Boon, Gladys Elizabeth Clare(1891 – 1948)
Army Nurse, Nurse
Gladys Elizabeth Clare Boon served in the Australian Army Nursing Service (AANS) at Salonika, Greece from 1917 to 1919 and then briefly in England before returning to Australia. Trained at Orange Hospital, she nursed at Bathurst District Hospital and Wallsend Hospital before her marriage to Arthur Firkin in 1925.
Gallagher, Flora(1874 – 1938)
Army Nurse, Nurse
Flora Gallagher served from 1915 to 1918 as a nurse in World War I in Egypt, England and France. She was one of three female Gallagher family members from Browns Flat, a farming settlement between Queanbeyan and Bungendore in New South Wales, which later became part of the ACT, who served overseas as nurses in World War I.
Gallagher, Janet Isobel(1880 – 1957)
Army Nurse, Nurse
Janet Isobel Gallagher was one of three female members of the Gallagher family who served overseas with the Australian Army Nursing Service during World War I. She was a niece of Flora Gallagher and Evelyn Gallagher and like them was born at Browns Flat, a farming settlement near Burbong between Queanbeyan and Bungendore in New South Wales, now within the eastern border of the Australian Capital Territory. She enlisted in 1916 and spent most of the War nursing in India with service also in Egypt and England.
Gallagher, Evelyn Melita(1877 – 1946)
Army Nurse, Nurse
Evelyn Gallagher served from 1916 to 1919 with the Australian Army Nursing Service (AANS) in World War I in India, Egypt and England. She was one of three female Gallagher family members from Browns Flat, a farming settlement between Queanbeyan and Bungendore in New South Wales later part of the ACT, who served overseas as nurses in World War I. After the war she was matron of a private hospital at Nowra.
Lawlor, Gertrude Frances(1883 – 1959)
Army Nurse, Matron, Nurse

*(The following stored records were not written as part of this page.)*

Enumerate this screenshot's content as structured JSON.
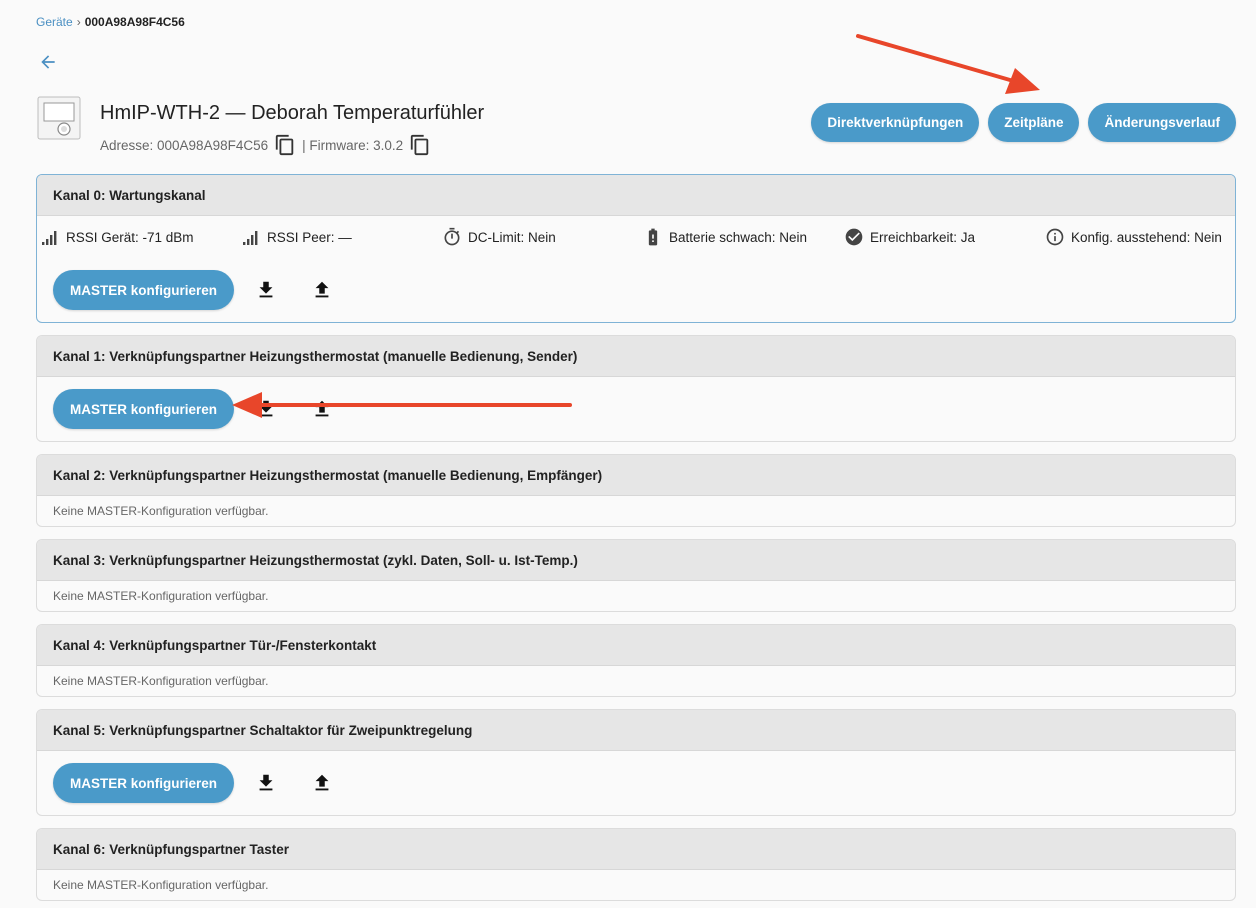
{
  "breadcrumb": {
    "parent": "Geräte",
    "separator": "›",
    "current": "000A98A98F4C56"
  },
  "device": {
    "title": "HmIP-WTH-2 — Deborah Temperaturfühler",
    "address_label": "Adresse: 000A98A98F4C56",
    "firmware_label": "| Firmware: 3.0.2"
  },
  "header_actions": {
    "direct_links": "Direktverknüpfungen",
    "schedules": "Zeitpläne",
    "history": "Änderungsverlauf"
  },
  "status": {
    "rssi_device": "RSSI Gerät: -71 dBm",
    "rssi_peer": "RSSI Peer: —",
    "dc_limit": "DC-Limit: Nein",
    "battery_low": "Batterie schwach: Nein",
    "reachability": "Erreichbarkeit: Ja",
    "config_pending": "Konfig. ausstehend: Nein"
  },
  "master_button_label": "MASTER konfigurieren",
  "empty_label": "Keine MASTER-Konfiguration verfügbar.",
  "channels": [
    {
      "title": "Kanal 0: Wartungskanal"
    },
    {
      "title": "Kanal 1: Verknüpfungspartner Heizungsthermostat (manuelle Bedienung, Sender)"
    },
    {
      "title": "Kanal 2: Verknüpfungspartner Heizungsthermostat (manuelle Bedienung, Empfänger)"
    },
    {
      "title": "Kanal 3: Verknüpfungspartner Heizungsthermostat (zykl. Daten, Soll- u. Ist-Temp.)"
    },
    {
      "title": "Kanal 4: Verknüpfungspartner Tür-/Fensterkontakt"
    },
    {
      "title": "Kanal 5: Verknüpfungspartner Schaltaktor für Zweipunktregelung"
    },
    {
      "title": "Kanal 6: Verknüpfungspartner Taster"
    }
  ],
  "colors": {
    "accent": "#4a9ac9",
    "annotation": "#e8462a"
  },
  "icons": [
    "back-arrow-icon",
    "copy-icon",
    "signal-icon",
    "timer-icon",
    "battery-icon",
    "check-circle-icon",
    "info-icon",
    "download-icon",
    "upload-icon"
  ]
}
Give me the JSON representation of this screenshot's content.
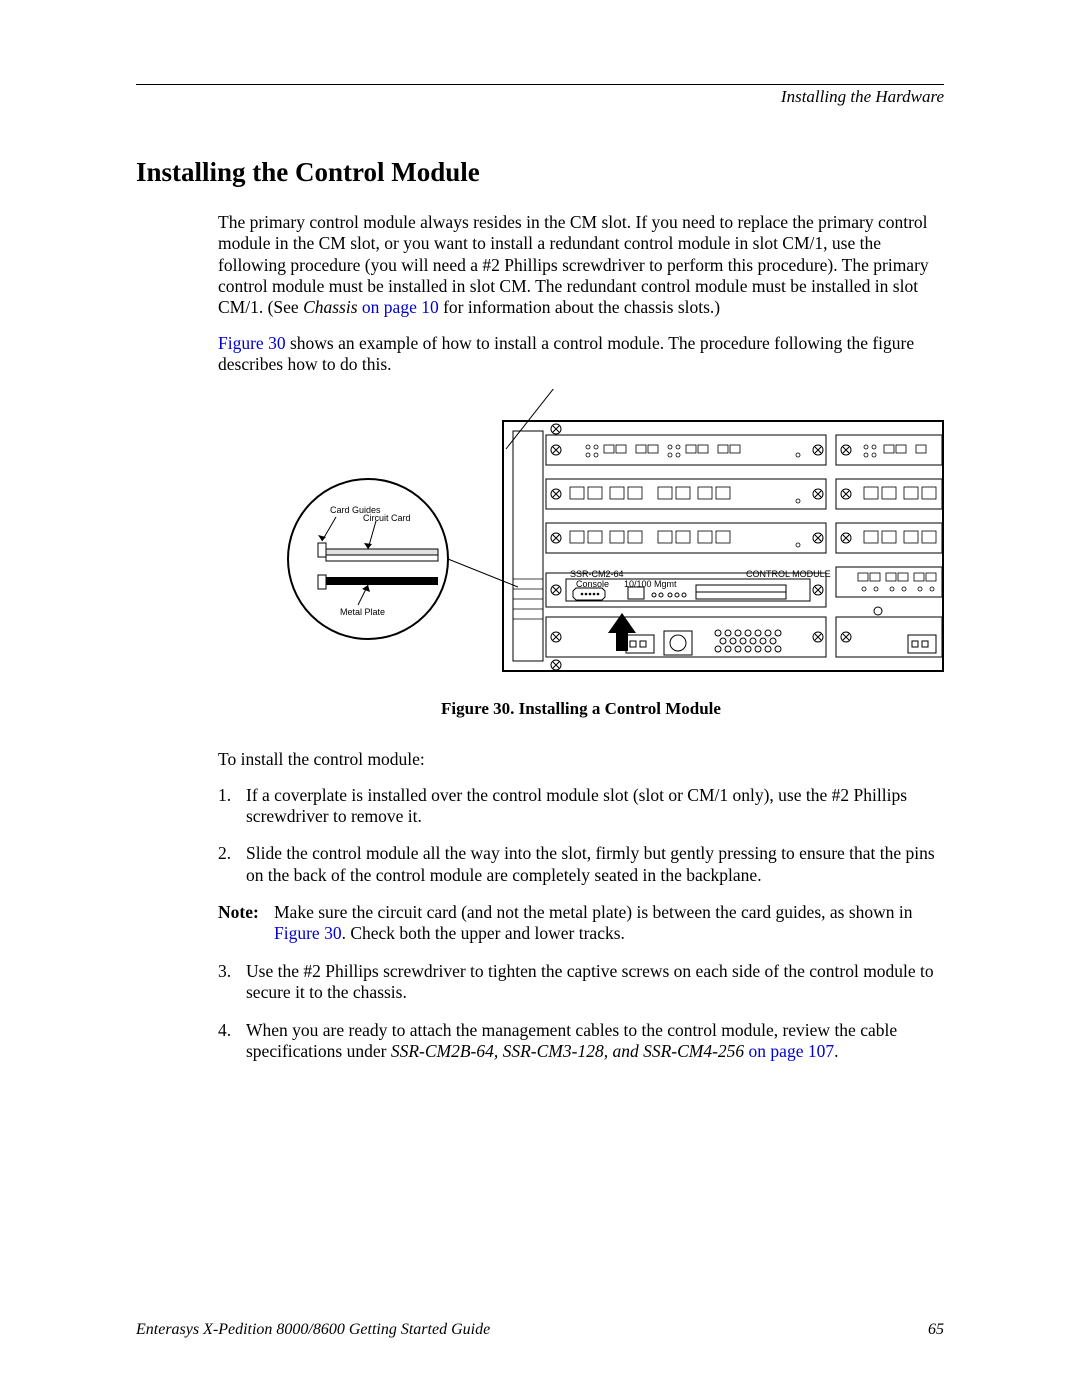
{
  "running_head": "Installing the Hardware",
  "section_title": "Installing the Control Module",
  "intro_para_full": "The primary control module always resides in the CM slot. If you need to replace the primary control module in the CM slot, or you want to install a redundant control module in slot CM/1, use the following procedure (you will need a #2 Phillips screwdriver to perform this procedure). The primary control module must be installed in slot CM. The redundant control module must be installed in slot CM/1. (See ",
  "intro_chassis_ital": "Chassis",
  "intro_xref1": " on page 10",
  "intro_tail": " for information about the chassis slots.)",
  "lead_xref": "Figure 30",
  "lead_tail": " shows an example of how to install a control module. The procedure following the figure describes how to do this.",
  "figure": {
    "card_guides": "Card Guides",
    "circuit_card": "Circuit Card",
    "metal_plate": "Metal Plate",
    "module_label_left": "SSR-CM2-64",
    "module_label_right": "CONTROL MODULE",
    "console": "Console",
    "mgmt": "10/100 Mgmt",
    "caption": "Figure 30.  Installing a Control Module"
  },
  "intro_list": "To install the control module:",
  "steps": {
    "s1": "If a coverplate is installed over the control module slot (slot or CM/1 only), use the #2 Phillips screwdriver to remove it.",
    "s2": "Slide the control module all the way into the slot, firmly but gently pressing to ensure that the pins on the back of the control module are completely seated in the backplane.",
    "s3": "Use the #2 Phillips screwdriver to tighten the captive screws on each side of the control module to secure it to the chassis.",
    "s4_pre": "When you are ready to attach the management cables to the control module, review the cable specifications under ",
    "s4_ital": "SSR-CM2B-64, SSR-CM3-128, and SSR-CM4-256",
    "s4_xref": " on page 107",
    "s4_post": "."
  },
  "note": {
    "label": "Note:",
    "pre": "Make sure the circuit card (and not the metal plate) is between the card guides, as shown in ",
    "xref": "Figure 30",
    "post": ". Check both the upper and lower tracks."
  },
  "footer_left": "Enterasys X-Pedition 8000/8600 Getting Started Guide",
  "footer_page": "65",
  "nums": {
    "n1": "1.",
    "n2": "2.",
    "n3": "3.",
    "n4": "4."
  }
}
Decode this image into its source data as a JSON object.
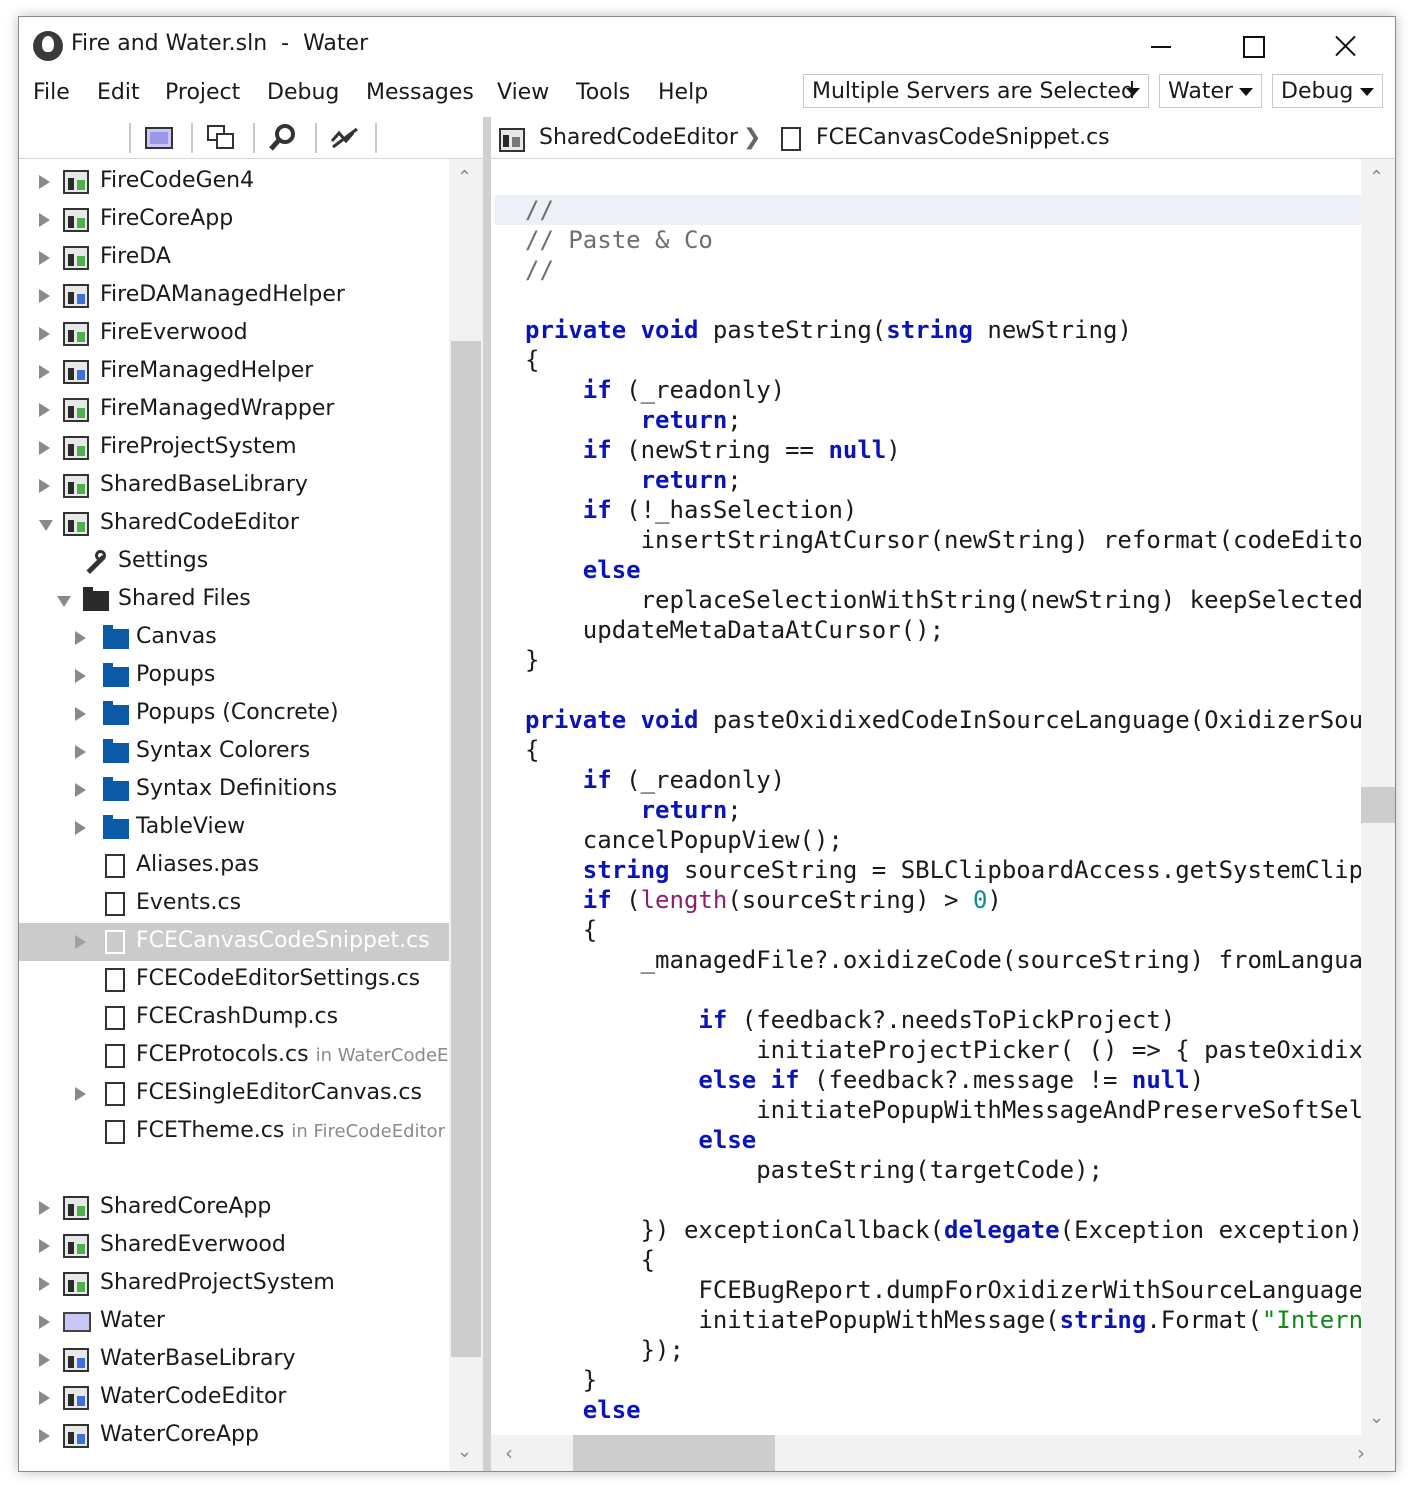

Gertrude Frances Lawlor served in 1918 with the Australian Army Nursing Service in India during the latter stages of World War I. She enlisted in 1917 after Canberra Hospital, where she was Matron, closed because of war restrictions. She resumed as Matron when the Hospital re-opened in 1921 and continued in the position until 1928.